BEGIN RECORDS
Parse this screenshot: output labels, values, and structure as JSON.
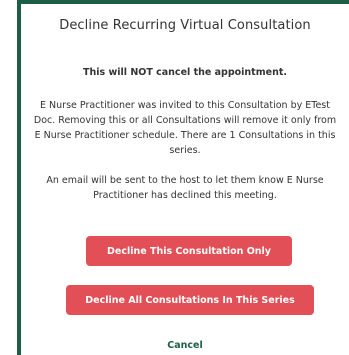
{
  "dialog": {
    "title": "Decline Recurring Virtual Consultation",
    "warning": "This will NOT cancel the appointment.",
    "paragraph1": [
      "E Nurse Practitioner was invited to this Consultation by ETest",
      "Doc. Removing this or all Consultations will remove it only from",
      "E Nurse Practitioner schedule. There are 1 Consultations in this",
      "series."
    ],
    "paragraph2": [
      "An email will be sent to the host to let them know E Nurse",
      "Practitioner has declined this meeting."
    ],
    "decline_only_label": "Decline This Consultation Only",
    "decline_all_label": "Decline All Consultations In This Series",
    "cancel_label": "Cancel"
  },
  "colors": {
    "accent": "#1f5e46",
    "danger": "#e24f56"
  }
}
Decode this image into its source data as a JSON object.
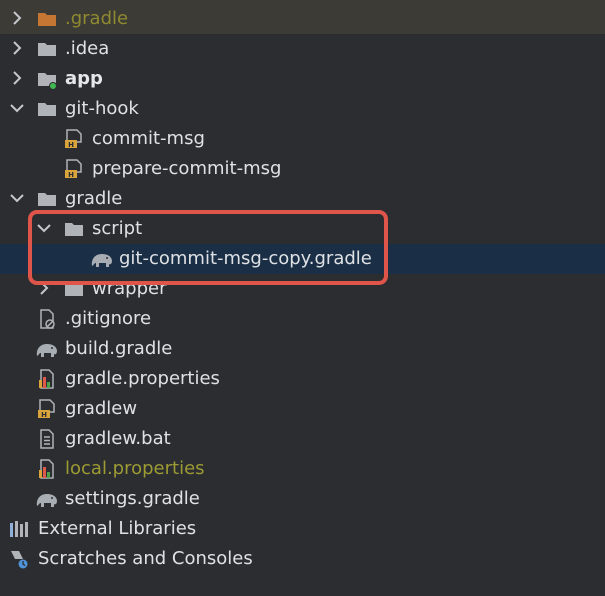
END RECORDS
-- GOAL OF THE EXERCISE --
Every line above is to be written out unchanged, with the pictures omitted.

-- REPLY TO THE TASK --
Parse this screenshot: output labels, values, and structure as JSON.
{
  "dialog": {
    "title": "Decline Recurring Virtual Consultation",
    "warning": "This will NOT cancel the appointment.",
    "paragraph1": [
      "E Nurse Practitioner was invited to this Consultation by ETest",
      "Doc. Removing this or all Consultations will remove it only from",
      "E Nurse Practitioner schedule. There are 1 Consultations in this",
      "series."
    ],
    "paragraph2": [
      "An email will be sent to the host to let them know E Nurse",
      "Practitioner has declined this meeting."
    ],
    "decline_only_label": "Decline This Consultation Only",
    "decline_all_label": "Decline All Consultations In This Series",
    "cancel_label": "Cancel"
  },
  "colors": {
    "accent": "#1f5e46",
    "danger": "#e24f56"
  }
}
Decode this image into its source data as a JSON object.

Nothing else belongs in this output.